* EXERCISE REQUIREMENTS:
Provide only the number of lines in the following data that contain "Categories".

* DATA TO EXAMINE:
==========

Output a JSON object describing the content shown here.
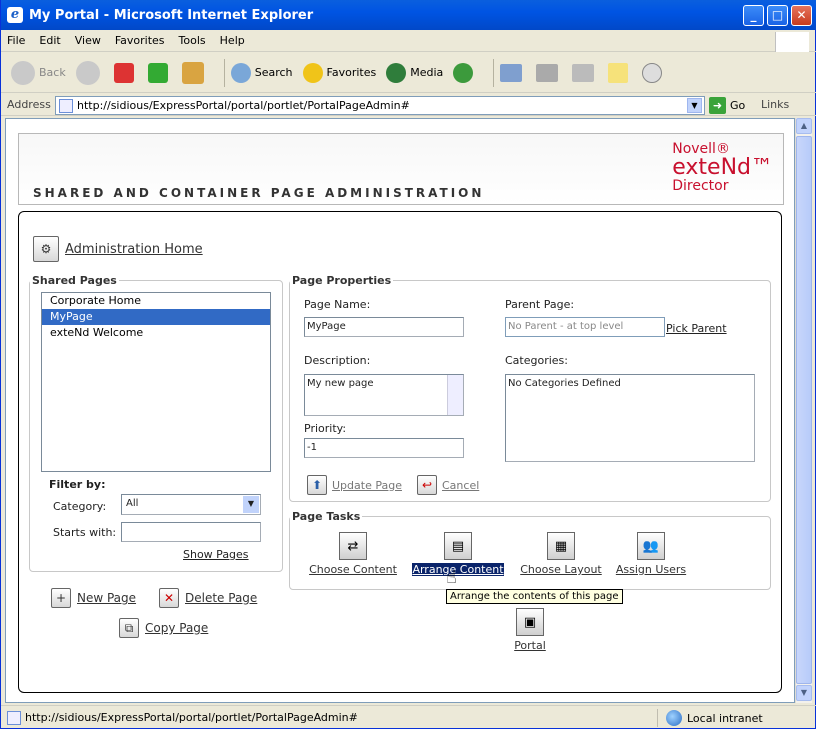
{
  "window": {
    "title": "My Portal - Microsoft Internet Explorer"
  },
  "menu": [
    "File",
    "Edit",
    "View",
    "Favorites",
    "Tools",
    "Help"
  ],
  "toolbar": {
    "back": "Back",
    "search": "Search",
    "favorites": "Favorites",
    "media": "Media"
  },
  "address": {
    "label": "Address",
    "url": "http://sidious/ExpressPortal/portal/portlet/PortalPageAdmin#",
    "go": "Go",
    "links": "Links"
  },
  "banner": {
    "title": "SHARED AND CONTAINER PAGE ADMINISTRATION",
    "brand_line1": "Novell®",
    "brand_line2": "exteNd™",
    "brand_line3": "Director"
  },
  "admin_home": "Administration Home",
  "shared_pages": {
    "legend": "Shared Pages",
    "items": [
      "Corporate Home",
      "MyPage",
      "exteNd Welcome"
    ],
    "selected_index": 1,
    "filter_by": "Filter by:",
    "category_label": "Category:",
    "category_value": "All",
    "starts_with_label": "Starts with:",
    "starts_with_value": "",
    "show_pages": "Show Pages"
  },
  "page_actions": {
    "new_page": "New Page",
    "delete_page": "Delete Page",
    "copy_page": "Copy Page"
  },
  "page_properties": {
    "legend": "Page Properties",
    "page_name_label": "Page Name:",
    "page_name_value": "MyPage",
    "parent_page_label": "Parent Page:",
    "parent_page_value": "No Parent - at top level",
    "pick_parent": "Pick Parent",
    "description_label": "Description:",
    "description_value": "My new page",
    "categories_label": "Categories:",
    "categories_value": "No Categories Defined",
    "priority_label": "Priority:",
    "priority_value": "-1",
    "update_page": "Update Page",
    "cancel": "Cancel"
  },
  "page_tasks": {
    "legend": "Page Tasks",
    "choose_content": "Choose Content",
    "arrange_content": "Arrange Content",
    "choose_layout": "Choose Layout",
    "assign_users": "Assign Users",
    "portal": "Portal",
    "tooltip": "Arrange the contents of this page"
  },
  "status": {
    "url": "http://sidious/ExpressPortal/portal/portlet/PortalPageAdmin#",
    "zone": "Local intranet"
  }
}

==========

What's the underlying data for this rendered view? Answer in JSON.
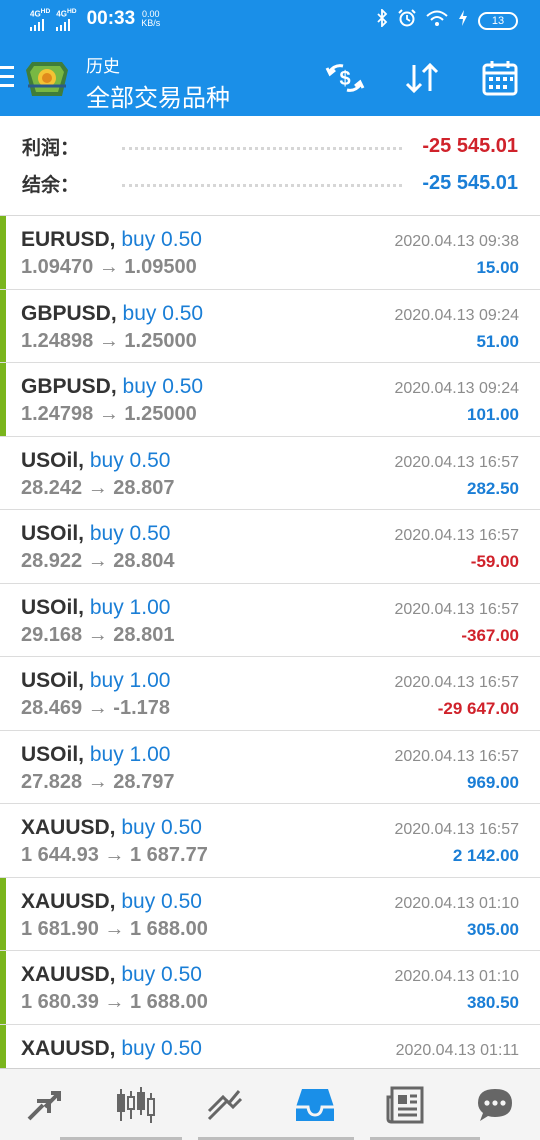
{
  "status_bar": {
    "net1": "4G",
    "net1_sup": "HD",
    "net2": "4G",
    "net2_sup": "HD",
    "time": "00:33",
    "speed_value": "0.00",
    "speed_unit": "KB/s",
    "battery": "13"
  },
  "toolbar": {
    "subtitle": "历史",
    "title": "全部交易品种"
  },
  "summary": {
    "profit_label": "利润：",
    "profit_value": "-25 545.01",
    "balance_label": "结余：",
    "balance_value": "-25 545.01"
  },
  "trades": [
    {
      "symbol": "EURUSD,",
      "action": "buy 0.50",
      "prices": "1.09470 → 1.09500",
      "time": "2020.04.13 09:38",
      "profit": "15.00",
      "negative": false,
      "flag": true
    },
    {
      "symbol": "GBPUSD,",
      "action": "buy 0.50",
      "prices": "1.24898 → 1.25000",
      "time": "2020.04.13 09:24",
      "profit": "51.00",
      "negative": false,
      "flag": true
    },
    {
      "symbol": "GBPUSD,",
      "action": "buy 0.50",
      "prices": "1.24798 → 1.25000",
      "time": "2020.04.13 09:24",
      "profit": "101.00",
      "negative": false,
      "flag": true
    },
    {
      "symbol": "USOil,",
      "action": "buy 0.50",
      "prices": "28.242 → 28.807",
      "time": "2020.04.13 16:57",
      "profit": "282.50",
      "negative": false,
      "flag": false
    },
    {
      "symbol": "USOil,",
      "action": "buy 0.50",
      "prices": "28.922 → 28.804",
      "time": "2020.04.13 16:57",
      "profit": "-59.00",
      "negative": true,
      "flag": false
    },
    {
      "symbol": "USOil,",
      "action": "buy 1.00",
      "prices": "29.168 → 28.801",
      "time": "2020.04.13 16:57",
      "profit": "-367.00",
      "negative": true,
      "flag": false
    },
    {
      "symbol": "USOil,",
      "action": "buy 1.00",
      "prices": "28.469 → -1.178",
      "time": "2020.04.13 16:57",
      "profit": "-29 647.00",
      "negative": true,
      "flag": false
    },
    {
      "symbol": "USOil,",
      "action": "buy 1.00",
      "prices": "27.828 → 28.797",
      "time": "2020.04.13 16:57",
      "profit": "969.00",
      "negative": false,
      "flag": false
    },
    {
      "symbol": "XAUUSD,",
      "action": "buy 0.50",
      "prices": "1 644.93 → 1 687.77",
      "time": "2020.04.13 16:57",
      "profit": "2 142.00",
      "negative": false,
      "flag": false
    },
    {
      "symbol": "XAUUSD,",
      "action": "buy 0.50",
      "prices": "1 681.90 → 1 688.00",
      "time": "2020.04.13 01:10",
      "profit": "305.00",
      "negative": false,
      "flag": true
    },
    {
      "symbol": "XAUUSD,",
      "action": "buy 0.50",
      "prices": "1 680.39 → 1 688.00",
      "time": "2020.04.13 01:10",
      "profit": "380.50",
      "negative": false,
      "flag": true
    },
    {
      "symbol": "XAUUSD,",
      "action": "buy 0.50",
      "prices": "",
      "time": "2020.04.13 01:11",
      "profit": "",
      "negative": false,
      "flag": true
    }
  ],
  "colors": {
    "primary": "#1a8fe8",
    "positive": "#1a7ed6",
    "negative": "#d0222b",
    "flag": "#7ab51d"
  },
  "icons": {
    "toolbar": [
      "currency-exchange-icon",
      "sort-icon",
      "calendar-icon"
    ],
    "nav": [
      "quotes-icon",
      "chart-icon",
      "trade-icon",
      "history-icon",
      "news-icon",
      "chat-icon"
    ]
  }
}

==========

* THE COMPLETED TASK:
2